• Exercise directions
Scan the lines below for the string "JSON". Reply with how many match, and no other words.

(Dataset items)
****************************************

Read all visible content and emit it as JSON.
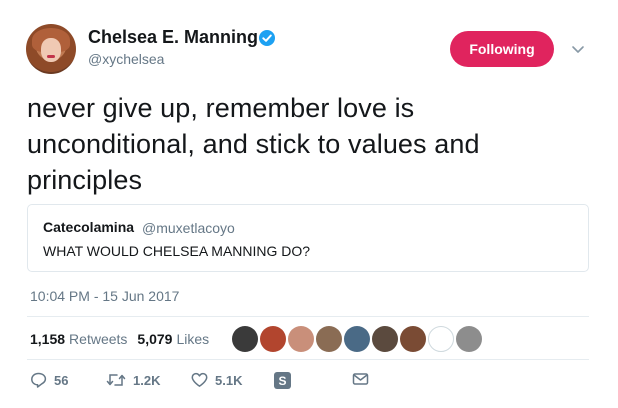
{
  "header": {
    "display_name": "Chelsea E. Manning",
    "handle": "@xychelsea",
    "follow_label": "Following"
  },
  "tweet": {
    "text": "never give up, remember love is unconditional, and stick to values and principles",
    "timestamp": "10:04 PM - 15 Jun 2017"
  },
  "quote": {
    "name": "Catecolamina",
    "handle": "@muxetlacoyo",
    "text": "WHAT WOULD CHELSEA MANNING DO?"
  },
  "stats": {
    "retweets_count": "1,158",
    "retweets_label": "Retweets",
    "likes_count": "5,079",
    "likes_label": "Likes"
  },
  "actions": {
    "reply_count": "56",
    "retweet_count": "1.2K",
    "like_count": "5.1K"
  },
  "colors": {
    "accent_follow": "#e0245e",
    "verified": "#1da1f2",
    "muted_text": "#657786"
  },
  "likers": [
    {
      "color": "#3a3a3a"
    },
    {
      "color": "#b2452e"
    },
    {
      "color": "#c98f7a"
    },
    {
      "color": "#8a6c54"
    },
    {
      "color": "#4a6a86"
    },
    {
      "color": "#5b4a3e"
    },
    {
      "color": "#7a4b34"
    },
    {
      "color": "#ffffff"
    },
    {
      "color": "#8d8d8d"
    }
  ]
}
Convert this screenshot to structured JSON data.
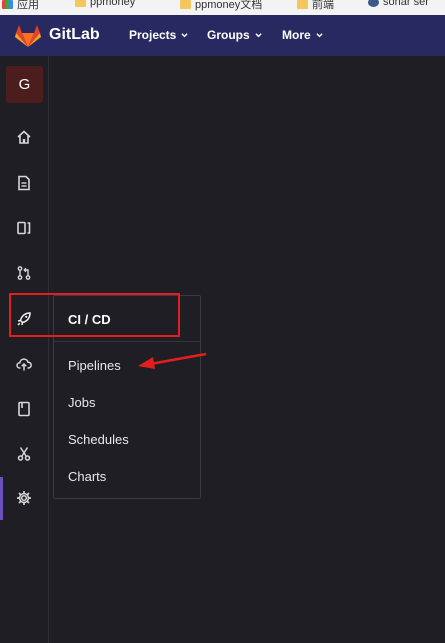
{
  "bookmarks": [
    {
      "label": "应用",
      "icon": "apps-grid-icon"
    },
    {
      "label": "ppmoney",
      "icon": "folder-icon"
    },
    {
      "label": "ppmoney文档",
      "icon": "folder-icon"
    },
    {
      "label": "前端",
      "icon": "folder-icon"
    },
    {
      "label": "sonar ser",
      "icon": "sonar-icon"
    }
  ],
  "navbar": {
    "brand": "GitLab",
    "menus": [
      {
        "label": "Projects"
      },
      {
        "label": "Groups"
      },
      {
        "label": "More"
      }
    ]
  },
  "sidebar": {
    "avatar_letter": "G",
    "items": [
      {
        "icon": "home-icon"
      },
      {
        "icon": "document-icon"
      },
      {
        "icon": "issues-icon"
      },
      {
        "icon": "merge-request-icon"
      },
      {
        "icon": "rocket-icon"
      },
      {
        "icon": "cloud-upload-icon"
      },
      {
        "icon": "book-icon"
      },
      {
        "icon": "scissors-icon"
      },
      {
        "icon": "gear-icon"
      }
    ]
  },
  "flyout": {
    "title": "CI / CD",
    "items": [
      {
        "label": "Pipelines"
      },
      {
        "label": "Jobs"
      },
      {
        "label": "Schedules"
      },
      {
        "label": "Charts"
      }
    ]
  },
  "colors": {
    "navbar": "#292961",
    "background": "#1f1e24",
    "highlight": "#e31e1e",
    "active_indicator": "#6b4fbb"
  }
}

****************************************

• Answer section
2